*** Opening of DATASET ***

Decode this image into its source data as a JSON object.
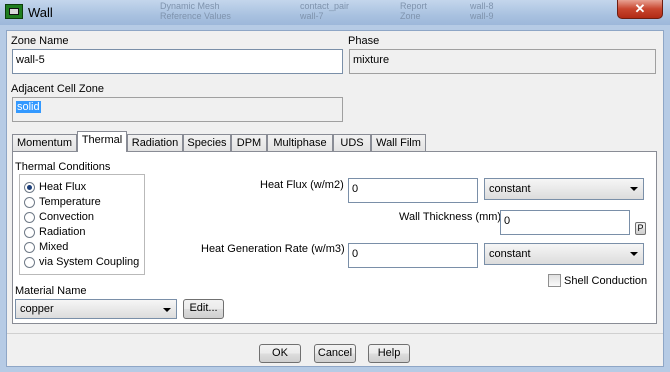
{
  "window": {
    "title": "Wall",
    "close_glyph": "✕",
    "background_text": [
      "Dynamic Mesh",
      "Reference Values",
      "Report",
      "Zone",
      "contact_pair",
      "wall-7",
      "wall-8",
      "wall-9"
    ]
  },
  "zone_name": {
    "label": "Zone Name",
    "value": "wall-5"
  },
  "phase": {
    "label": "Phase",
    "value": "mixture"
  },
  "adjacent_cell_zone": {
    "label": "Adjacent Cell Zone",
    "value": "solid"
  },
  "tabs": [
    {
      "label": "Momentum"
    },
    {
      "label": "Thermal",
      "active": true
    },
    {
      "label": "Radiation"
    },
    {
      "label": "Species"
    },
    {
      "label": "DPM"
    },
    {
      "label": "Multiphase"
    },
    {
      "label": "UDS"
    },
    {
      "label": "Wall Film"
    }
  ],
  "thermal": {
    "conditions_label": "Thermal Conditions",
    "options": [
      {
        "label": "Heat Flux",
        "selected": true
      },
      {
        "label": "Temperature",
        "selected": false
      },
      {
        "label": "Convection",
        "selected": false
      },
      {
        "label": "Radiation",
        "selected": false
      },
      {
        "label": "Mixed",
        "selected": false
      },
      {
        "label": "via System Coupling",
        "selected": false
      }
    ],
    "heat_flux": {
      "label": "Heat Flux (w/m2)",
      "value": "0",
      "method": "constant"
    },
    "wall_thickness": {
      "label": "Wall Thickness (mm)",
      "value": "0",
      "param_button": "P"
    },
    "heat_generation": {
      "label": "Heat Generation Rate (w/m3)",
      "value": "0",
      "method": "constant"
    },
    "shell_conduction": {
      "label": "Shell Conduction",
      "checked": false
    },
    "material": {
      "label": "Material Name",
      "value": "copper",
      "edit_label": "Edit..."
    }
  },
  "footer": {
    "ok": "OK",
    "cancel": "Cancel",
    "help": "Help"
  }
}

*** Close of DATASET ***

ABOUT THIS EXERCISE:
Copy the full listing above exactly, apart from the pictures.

OUTPUT FOR THIS TASK:
Decode this image into its source data as a JSON object.
{
  "window": {
    "title": "Wall",
    "close_glyph": "✕",
    "background_text": [
      "Dynamic Mesh",
      "Reference Values",
      "Report",
      "Zone",
      "contact_pair",
      "wall-7",
      "wall-8",
      "wall-9"
    ]
  },
  "zone_name": {
    "label": "Zone Name",
    "value": "wall-5"
  },
  "phase": {
    "label": "Phase",
    "value": "mixture"
  },
  "adjacent_cell_zone": {
    "label": "Adjacent Cell Zone",
    "value": "solid"
  },
  "tabs": [
    {
      "label": "Momentum"
    },
    {
      "label": "Thermal",
      "active": true
    },
    {
      "label": "Radiation"
    },
    {
      "label": "Species"
    },
    {
      "label": "DPM"
    },
    {
      "label": "Multiphase"
    },
    {
      "label": "UDS"
    },
    {
      "label": "Wall Film"
    }
  ],
  "thermal": {
    "conditions_label": "Thermal Conditions",
    "options": [
      {
        "label": "Heat Flux",
        "selected": true
      },
      {
        "label": "Temperature",
        "selected": false
      },
      {
        "label": "Convection",
        "selected": false
      },
      {
        "label": "Radiation",
        "selected": false
      },
      {
        "label": "Mixed",
        "selected": false
      },
      {
        "label": "via System Coupling",
        "selected": false
      }
    ],
    "heat_flux": {
      "label": "Heat Flux (w/m2)",
      "value": "0",
      "method": "constant"
    },
    "wall_thickness": {
      "label": "Wall Thickness (mm)",
      "value": "0",
      "param_button": "P"
    },
    "heat_generation": {
      "label": "Heat Generation Rate (w/m3)",
      "value": "0",
      "method": "constant"
    },
    "shell_conduction": {
      "label": "Shell Conduction",
      "checked": false
    },
    "material": {
      "label": "Material Name",
      "value": "copper",
      "edit_label": "Edit..."
    }
  },
  "footer": {
    "ok": "OK",
    "cancel": "Cancel",
    "help": "Help"
  }
}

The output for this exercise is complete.